One line at a time, check the entries below for the word "kind", and copy each line that has it.

━━━━━━━━━━━━━━━━━━━━━━━━━━━━━━

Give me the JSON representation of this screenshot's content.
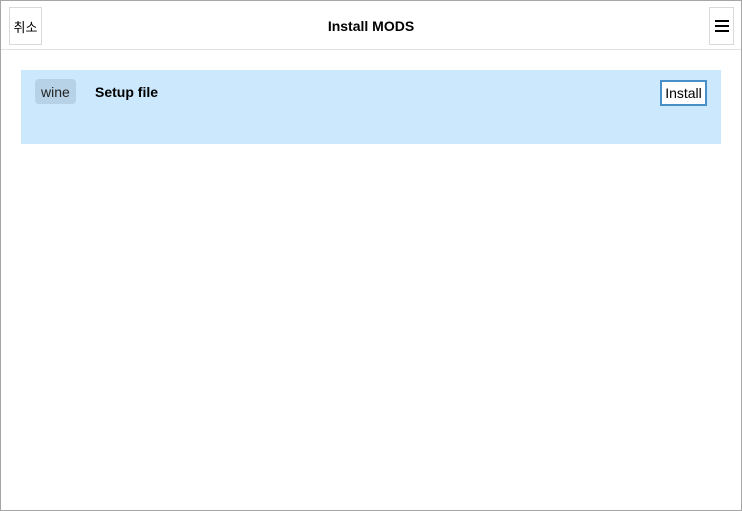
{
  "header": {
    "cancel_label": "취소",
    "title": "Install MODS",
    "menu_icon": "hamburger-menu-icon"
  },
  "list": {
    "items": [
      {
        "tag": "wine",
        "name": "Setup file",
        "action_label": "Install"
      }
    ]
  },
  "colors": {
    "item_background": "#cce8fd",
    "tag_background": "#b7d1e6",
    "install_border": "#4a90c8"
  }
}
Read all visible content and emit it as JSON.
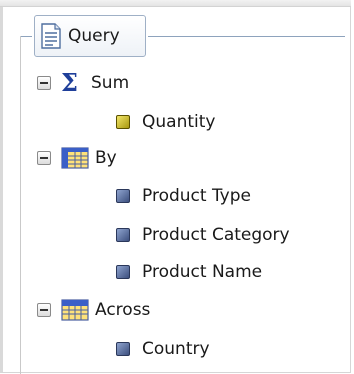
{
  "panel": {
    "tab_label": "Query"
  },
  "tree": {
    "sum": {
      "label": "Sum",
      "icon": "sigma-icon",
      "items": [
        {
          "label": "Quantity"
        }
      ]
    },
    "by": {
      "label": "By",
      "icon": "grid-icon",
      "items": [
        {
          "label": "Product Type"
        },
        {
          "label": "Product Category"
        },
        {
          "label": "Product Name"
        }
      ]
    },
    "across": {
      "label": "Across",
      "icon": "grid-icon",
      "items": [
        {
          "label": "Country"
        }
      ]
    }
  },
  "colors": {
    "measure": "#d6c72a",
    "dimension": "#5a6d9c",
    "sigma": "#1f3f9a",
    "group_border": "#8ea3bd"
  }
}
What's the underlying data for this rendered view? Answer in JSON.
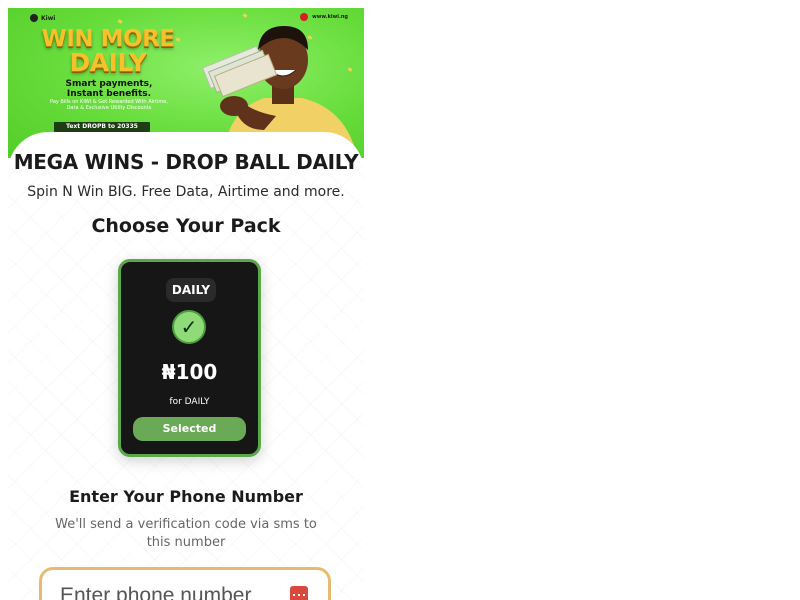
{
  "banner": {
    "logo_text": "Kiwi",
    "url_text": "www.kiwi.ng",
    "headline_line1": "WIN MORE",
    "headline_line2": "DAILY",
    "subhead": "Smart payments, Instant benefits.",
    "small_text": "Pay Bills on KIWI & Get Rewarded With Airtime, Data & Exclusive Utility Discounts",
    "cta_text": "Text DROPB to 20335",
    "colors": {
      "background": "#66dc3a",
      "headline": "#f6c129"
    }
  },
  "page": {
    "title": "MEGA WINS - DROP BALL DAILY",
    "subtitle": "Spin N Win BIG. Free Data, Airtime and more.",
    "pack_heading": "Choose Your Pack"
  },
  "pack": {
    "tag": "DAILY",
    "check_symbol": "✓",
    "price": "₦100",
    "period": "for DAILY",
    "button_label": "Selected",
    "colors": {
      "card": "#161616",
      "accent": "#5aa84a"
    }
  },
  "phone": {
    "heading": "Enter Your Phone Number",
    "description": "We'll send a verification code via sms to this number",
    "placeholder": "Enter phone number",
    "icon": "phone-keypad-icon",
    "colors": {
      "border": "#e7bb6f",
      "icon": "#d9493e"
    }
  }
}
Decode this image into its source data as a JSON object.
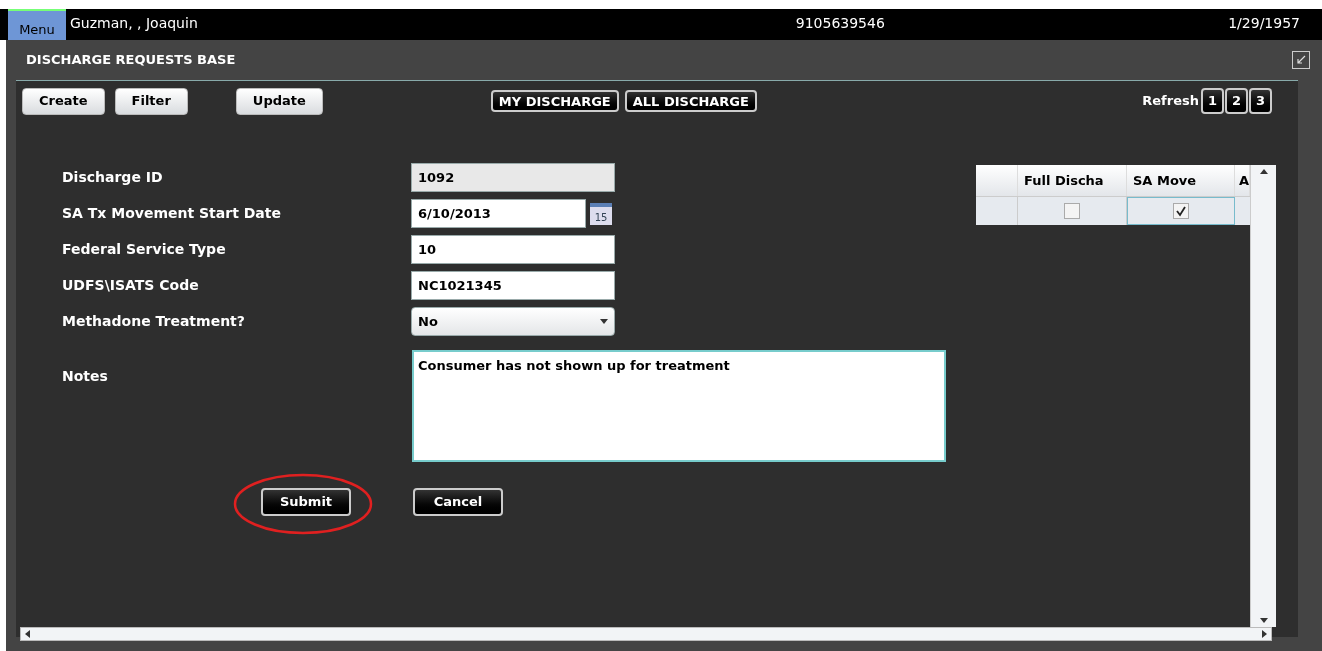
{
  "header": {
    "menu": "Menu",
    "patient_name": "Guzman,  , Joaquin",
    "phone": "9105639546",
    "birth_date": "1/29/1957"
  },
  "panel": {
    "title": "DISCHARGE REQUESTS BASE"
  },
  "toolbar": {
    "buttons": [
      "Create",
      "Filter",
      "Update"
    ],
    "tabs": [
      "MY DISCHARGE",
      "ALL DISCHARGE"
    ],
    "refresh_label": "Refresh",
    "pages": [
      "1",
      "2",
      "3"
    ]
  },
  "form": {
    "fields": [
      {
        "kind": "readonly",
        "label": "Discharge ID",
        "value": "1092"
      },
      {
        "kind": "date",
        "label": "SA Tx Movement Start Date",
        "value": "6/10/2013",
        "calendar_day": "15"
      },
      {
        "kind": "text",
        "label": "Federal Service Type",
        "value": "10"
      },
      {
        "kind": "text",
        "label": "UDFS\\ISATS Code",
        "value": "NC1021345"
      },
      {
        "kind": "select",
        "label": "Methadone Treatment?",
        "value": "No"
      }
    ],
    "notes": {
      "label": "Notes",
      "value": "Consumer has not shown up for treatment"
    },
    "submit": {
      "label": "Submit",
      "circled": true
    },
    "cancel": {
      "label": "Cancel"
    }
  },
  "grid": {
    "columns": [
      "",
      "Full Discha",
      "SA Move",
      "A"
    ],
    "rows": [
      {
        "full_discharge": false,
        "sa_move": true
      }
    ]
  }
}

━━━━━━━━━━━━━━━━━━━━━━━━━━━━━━

● Output for this exercise
        "kind": "readonly",
        "kind": "date",
        "kind": "text",
        "kind": "text",
        "kind": "select",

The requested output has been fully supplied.